Each tax year you get an annual exemption that allows you to give £3,000 as a gift, tax-free, without HMRC adding it to the value of your estate for IHT purposes.
You can also carry over (for one tax-year only) any annual exemption from the previous tax year. That means a couple can give away £6,000 in a year, or £12,000 if the exemption wasn’t used the year before.
You can give as many gifts of up to £250 per person as you want each tax year, as long as you have not used another type of gift allowance on the same person.
You can give your child a wedding or civil partnership gift of £5,000, or £2,500 to a grandchild or great-grandchild. For anyone else it’s £1,000. You can give these gifts on top of your annual £3,000 exemption in the same tax year.
The seven-year rule
You can give away all types of assets — including cash, property, and shares — tax-free, as long as you live for seven years after making the gift under what are known as potentially exempt transfers.
If you die within seven years, the recipient of the gift will have to declare it as part of your estate and HMRC may demand tax on it. The amount of tax due will depend on how long you lived. If you die between three and seven years after making the gift (and it brings the estate over the £325,000 threshold) then you pay tax on a sliding scale. In the fourth year after, the charge is 32 per cent, in the fifth year it’s 24 per cent. It falls to 16 per cent for the sixth year and 8 per cent for the seventh.
Gifts from income
You can give away unlimited cash without falling foul of the seven-year rule as long as it’s from surplus income and doesn’t reduce your standard of living or force you to dip into your capital to cover day-to-day costs.
If you want to set aside money for your family further into the future, you could set up a trust to minimise inheritance tax.
You will need to speak to a solicitor or other expert to ensure that you set up the right type of trust (there are several) for your family’s needs.
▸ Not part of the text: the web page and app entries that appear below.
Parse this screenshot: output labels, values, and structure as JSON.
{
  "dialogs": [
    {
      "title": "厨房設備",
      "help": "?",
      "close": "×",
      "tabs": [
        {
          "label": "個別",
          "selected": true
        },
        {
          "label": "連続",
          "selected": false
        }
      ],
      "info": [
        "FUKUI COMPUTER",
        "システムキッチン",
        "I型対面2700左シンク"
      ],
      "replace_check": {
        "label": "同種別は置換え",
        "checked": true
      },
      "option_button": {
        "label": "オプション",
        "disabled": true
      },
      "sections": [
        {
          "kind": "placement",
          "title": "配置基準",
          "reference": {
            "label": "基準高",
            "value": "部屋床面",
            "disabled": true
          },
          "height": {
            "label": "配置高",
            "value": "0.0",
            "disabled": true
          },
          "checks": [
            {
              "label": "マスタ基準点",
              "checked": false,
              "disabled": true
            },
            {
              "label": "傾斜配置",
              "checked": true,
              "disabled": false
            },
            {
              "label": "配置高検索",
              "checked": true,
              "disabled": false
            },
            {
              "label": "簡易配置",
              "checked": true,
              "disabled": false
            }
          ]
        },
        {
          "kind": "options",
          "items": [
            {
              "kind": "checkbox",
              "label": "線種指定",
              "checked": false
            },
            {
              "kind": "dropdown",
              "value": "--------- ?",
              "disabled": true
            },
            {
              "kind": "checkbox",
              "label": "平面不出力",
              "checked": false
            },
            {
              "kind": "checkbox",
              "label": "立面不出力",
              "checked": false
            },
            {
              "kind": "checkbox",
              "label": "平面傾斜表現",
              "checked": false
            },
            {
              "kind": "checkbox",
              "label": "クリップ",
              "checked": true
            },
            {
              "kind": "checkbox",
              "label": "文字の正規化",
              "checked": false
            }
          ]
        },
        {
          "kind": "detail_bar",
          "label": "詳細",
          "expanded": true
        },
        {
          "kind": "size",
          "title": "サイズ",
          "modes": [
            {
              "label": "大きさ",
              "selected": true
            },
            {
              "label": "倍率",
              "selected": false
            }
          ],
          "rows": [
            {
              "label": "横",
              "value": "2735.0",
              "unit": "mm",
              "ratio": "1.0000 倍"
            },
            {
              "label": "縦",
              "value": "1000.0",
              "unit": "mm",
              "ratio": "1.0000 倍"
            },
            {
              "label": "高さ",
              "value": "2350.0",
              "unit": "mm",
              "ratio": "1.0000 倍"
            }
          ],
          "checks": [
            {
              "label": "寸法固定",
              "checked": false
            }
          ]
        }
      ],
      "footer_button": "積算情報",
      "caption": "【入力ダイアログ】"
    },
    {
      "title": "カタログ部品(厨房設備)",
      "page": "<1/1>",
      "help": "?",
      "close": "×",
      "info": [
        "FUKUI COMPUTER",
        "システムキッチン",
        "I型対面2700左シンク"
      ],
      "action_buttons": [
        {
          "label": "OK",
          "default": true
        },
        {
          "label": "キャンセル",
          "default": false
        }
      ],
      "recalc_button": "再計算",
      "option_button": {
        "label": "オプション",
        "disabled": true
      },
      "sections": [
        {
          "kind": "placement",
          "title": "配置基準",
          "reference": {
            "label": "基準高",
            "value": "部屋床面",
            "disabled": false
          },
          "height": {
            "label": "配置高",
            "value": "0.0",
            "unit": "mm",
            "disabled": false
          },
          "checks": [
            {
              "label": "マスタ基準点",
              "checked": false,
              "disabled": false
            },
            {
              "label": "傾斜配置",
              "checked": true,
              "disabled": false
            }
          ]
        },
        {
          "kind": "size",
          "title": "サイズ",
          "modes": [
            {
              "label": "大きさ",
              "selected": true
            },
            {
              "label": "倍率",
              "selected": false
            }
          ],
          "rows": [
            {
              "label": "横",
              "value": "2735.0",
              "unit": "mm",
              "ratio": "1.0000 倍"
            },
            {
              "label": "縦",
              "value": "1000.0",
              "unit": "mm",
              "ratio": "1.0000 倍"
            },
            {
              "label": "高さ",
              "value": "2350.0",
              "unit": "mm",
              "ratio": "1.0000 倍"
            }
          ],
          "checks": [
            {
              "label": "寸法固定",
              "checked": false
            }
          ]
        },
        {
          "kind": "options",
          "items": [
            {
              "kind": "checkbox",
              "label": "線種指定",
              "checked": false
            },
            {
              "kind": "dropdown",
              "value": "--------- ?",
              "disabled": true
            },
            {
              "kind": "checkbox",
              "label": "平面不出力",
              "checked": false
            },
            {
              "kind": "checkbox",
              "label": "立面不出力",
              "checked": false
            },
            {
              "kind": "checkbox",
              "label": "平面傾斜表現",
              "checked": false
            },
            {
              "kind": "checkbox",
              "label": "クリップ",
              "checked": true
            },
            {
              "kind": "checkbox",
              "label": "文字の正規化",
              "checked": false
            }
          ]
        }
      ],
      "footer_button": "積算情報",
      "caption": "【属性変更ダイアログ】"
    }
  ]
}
With all of the above, it is vital that you keep records as your executors may need to provide these to HMRC when administering your estate.